When you find incidences of the perpetration of White supremacy, you must be able to work to change them. And don’t opt for the easy conversation. Think and act critically on what systems are benefiting you and those around you. Figure out, then act, on how you can change them.


We cannot claim to wear a badge of allyship. In fact, there is no such thing. And if there was, simply by stating you’re an ally means you really don’t get it. This is more than a like, share, or hashtag. This is about validating and speaking against the systems that benefit us while harming others. Understanding why Black Lives Matter is the tip of the iceberg. The very start. You can be in community with others and get curious about what you can do in your sphere of influence. Authentically and genuinely showing up, speaking up when necessary, and shutting up to listen more often than not.

This includes us. Our actions define who we are. We’ve not been perfect. We’ve been astutely aware of our privilege and haven’t always done enough. But we’re committed to doing the work consistently and continuing to use our voice toward racial justice.

We urge you to consider where you can start in showing up for Black lives and holding yourself and others accountable in those areas. There can be a lot of ways to accomplish this. But it cannot be inaction. The linked article includes some great immediate steps to take that help support this. Do not stop here, though.

Reach Out & Connect

In the current national and global dialogues, especially with the fast pace of social media, there is a lot of noise about what to do and what not to do. We’re still on our own journeys, but would love to dialogue with anyone looking to get started. We have included our email addresses for any questions you or others might have. We’re happy to talk.

Tim Mousseau (mousseau@campuspeak.com)

Tara Fuller (fuller@campuspeak.com)

Final Thoughts

And now that so many are waking up to the injustices consistently endured by Black individuals, we need to stop sharing our White tears and stand by. Instead we must fan the flames of the torchbearers who have been calling this out for decades because so many have shared that they’re tired. It’s not our job to take the torch and demand change. It is our role to show up and bear witness to the anger and frustration and sadness and exhaustion so many are feeling. The daily trauma and retraumatizing situations endured by Black people in the United States is not something the three of us will ever experience or understand, but we owe it to them to believe, hear, and see their pain. Black humanity, Black love, Black art, Black voices, and Black lives matter to us and we shouldn’t have to plead with you for you to understand why they should matter to you, too.

And because they matter, we must act.

Additional Resources

  • Podcasts
    • Code Switch
    • Waiting on Reparations
    • TedRadio Hour: Ingrained Justice
    • Scene on Radio
    • Side Effects of White Women Podcast Episode with Amanda Seales
    • 1619 from the New York Times

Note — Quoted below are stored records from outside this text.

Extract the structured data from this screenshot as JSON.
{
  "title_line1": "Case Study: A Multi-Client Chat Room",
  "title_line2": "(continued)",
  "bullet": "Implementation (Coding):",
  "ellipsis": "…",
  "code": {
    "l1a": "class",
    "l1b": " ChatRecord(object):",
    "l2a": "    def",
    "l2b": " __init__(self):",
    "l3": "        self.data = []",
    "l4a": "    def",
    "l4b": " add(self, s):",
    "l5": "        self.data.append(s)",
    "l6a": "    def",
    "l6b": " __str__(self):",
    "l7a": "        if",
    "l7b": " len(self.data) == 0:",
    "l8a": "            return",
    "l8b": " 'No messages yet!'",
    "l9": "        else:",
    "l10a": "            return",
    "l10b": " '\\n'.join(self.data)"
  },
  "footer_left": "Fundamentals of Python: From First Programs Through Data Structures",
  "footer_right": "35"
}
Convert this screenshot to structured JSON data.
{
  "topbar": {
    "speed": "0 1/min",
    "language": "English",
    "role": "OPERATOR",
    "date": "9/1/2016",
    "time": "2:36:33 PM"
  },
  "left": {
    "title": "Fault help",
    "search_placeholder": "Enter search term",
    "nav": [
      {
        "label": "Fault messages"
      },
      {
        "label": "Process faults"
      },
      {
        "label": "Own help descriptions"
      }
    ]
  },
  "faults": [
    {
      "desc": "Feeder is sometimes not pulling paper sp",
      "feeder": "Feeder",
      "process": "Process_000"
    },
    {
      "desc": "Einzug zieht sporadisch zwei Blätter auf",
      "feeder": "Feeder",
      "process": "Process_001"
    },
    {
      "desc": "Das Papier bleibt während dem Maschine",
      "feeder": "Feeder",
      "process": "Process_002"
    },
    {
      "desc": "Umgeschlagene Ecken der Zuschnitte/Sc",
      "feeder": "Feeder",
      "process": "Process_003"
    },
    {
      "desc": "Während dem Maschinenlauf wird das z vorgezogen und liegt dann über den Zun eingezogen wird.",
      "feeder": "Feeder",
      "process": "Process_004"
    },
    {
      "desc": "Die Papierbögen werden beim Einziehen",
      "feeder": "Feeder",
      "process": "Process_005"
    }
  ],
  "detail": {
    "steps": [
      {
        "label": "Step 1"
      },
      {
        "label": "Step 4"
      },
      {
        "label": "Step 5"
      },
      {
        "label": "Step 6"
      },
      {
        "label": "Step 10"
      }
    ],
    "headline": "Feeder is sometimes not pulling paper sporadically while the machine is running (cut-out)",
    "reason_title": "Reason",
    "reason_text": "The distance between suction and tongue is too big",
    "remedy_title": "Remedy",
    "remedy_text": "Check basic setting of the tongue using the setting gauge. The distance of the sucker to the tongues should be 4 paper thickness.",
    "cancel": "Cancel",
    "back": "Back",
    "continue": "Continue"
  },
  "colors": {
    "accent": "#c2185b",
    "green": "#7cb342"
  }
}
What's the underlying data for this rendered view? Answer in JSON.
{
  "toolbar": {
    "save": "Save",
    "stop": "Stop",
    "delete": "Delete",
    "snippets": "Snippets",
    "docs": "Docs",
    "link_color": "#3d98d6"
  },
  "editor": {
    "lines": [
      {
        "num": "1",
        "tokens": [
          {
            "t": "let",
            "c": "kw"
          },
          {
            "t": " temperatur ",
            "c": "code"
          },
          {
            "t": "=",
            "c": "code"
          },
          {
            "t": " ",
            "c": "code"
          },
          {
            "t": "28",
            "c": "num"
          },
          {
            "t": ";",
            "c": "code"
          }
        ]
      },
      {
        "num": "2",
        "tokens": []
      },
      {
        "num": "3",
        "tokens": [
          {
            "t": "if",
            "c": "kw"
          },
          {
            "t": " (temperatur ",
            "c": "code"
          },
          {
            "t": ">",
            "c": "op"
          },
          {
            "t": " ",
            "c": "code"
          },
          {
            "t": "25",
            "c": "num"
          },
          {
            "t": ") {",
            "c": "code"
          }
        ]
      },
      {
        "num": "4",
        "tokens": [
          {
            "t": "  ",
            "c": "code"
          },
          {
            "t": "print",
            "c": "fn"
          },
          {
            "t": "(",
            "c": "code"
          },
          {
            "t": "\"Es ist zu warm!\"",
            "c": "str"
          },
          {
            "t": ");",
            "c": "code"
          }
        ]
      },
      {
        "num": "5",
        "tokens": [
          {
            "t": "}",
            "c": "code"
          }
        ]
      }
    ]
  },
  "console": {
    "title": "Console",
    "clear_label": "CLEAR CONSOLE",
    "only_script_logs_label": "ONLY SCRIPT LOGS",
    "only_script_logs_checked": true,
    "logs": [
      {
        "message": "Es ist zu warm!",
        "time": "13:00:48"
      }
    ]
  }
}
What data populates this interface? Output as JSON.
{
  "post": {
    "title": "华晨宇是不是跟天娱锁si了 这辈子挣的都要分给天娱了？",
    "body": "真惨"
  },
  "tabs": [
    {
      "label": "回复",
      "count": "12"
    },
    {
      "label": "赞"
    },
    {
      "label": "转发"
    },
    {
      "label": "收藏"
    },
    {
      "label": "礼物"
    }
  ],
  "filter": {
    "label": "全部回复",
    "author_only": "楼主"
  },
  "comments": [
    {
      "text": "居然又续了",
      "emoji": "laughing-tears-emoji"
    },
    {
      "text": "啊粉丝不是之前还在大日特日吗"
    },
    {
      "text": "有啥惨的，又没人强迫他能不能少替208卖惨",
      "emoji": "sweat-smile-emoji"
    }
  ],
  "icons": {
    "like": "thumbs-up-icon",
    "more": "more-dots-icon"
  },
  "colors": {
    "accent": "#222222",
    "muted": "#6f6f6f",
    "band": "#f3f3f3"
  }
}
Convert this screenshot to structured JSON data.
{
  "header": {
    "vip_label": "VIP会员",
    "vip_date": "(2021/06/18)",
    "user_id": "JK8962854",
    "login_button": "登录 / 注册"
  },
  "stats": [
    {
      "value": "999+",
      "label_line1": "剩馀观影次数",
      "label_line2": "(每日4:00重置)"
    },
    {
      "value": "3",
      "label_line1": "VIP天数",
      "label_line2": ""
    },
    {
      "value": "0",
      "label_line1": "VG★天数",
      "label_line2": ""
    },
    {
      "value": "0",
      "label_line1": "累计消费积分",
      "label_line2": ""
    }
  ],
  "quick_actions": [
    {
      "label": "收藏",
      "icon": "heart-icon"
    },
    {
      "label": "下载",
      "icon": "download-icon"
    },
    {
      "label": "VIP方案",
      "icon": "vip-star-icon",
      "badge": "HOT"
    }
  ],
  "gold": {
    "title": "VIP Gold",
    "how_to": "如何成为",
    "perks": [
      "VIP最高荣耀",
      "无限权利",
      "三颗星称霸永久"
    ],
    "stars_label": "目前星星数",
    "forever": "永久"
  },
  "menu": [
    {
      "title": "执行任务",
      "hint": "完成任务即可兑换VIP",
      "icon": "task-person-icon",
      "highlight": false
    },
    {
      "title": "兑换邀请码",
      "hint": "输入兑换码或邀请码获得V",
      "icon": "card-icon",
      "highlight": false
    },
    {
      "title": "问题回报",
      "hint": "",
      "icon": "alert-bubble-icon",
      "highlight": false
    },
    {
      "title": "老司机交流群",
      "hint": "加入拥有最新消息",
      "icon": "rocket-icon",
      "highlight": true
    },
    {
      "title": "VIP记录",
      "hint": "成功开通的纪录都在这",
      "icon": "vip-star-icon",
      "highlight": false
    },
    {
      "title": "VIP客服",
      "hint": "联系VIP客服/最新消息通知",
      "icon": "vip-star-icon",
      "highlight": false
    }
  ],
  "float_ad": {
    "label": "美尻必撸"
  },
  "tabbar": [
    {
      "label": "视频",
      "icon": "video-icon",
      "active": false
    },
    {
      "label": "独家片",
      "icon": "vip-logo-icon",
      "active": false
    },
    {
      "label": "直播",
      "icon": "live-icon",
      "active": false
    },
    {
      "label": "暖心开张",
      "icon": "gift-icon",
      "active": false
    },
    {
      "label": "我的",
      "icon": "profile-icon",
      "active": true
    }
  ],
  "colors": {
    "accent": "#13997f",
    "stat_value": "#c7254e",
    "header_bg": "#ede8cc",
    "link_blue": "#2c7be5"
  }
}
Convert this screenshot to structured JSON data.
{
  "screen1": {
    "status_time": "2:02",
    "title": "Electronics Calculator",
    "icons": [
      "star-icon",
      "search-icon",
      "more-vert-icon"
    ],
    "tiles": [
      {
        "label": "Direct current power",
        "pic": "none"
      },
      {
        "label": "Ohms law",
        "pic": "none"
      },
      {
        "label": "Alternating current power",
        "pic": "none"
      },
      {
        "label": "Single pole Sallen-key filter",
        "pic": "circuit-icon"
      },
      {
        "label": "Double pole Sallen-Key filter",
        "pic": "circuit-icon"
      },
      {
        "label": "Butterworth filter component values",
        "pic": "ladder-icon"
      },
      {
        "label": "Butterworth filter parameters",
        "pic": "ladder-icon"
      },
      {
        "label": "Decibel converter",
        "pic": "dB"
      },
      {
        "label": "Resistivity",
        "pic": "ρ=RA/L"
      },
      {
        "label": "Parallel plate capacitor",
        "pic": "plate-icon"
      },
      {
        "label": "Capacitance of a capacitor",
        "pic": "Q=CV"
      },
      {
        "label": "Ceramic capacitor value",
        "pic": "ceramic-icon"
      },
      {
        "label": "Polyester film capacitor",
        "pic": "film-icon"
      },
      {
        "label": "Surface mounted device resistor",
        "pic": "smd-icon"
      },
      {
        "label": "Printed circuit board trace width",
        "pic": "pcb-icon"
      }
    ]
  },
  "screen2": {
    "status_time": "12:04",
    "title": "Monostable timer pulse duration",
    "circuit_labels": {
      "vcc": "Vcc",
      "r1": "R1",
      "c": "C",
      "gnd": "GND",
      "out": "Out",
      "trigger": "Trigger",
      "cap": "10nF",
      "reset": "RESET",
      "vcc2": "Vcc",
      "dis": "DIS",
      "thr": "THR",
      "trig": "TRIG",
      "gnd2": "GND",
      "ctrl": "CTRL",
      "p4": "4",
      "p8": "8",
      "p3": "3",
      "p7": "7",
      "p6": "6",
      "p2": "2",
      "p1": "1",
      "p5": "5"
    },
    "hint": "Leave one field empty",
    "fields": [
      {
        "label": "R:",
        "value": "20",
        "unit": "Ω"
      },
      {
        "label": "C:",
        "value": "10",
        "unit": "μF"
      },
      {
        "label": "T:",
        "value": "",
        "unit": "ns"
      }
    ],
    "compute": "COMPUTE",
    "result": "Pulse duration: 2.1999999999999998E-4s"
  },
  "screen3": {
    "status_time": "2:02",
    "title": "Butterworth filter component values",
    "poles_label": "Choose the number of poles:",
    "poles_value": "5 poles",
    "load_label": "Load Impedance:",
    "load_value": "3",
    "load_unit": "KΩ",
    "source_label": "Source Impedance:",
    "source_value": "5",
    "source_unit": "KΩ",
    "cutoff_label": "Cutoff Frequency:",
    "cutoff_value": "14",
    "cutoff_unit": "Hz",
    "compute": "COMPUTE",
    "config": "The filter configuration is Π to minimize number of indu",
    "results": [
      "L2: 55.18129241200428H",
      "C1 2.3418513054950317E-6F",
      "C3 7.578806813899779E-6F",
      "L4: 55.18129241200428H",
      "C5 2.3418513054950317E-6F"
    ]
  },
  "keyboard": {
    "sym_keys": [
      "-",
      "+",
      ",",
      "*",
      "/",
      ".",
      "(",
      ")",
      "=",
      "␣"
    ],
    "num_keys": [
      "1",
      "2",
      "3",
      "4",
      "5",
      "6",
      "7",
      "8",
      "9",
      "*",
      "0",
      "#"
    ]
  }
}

  • Instagram Accounts to Follow
    • TalkSpace (mental health)
    • Trillornottrill (cultural education)
    • Shityoushouldcareabout (social justice)
    • Blklivesmatter (social justice)
    • Jenfrytalks (race)
    • Drvictoriafarris (race)
    • wearyourvoice (LGBTQ)
    • alokvmenon (LGBTQ)
    • Blcksmth (social justice/vulnerability/humor)
    • Bold_xchange (black owned business)
    • Decolonizingtherapy (social justice/race)
    • Untilfreedom (social justice)
    • Thegreatunlearn (cultural education/social justice)
    • Wokebrownfem (cultural education/social justice)
    • nowhitesaviours (social justice)
    • theimtiredproject (social justice)
    • rachel.cargle (education)
    • taranajaneen (education/sexual violence)
    • Advancementproject (non-profit/social justice)
    • britthawthorne (allyship)
    • indyamoore (LGBTQ)
    • theunapologeticallybrownseries (LGBTQ)
    • austinchanning (education/social justice)



  • Movies/Documentaries
    • Netflix currently has a Black Lives Matter Collection incorporating many shows/movies
    • 13th (documentary/prison reform)
    • When They See Us (show/prison reform)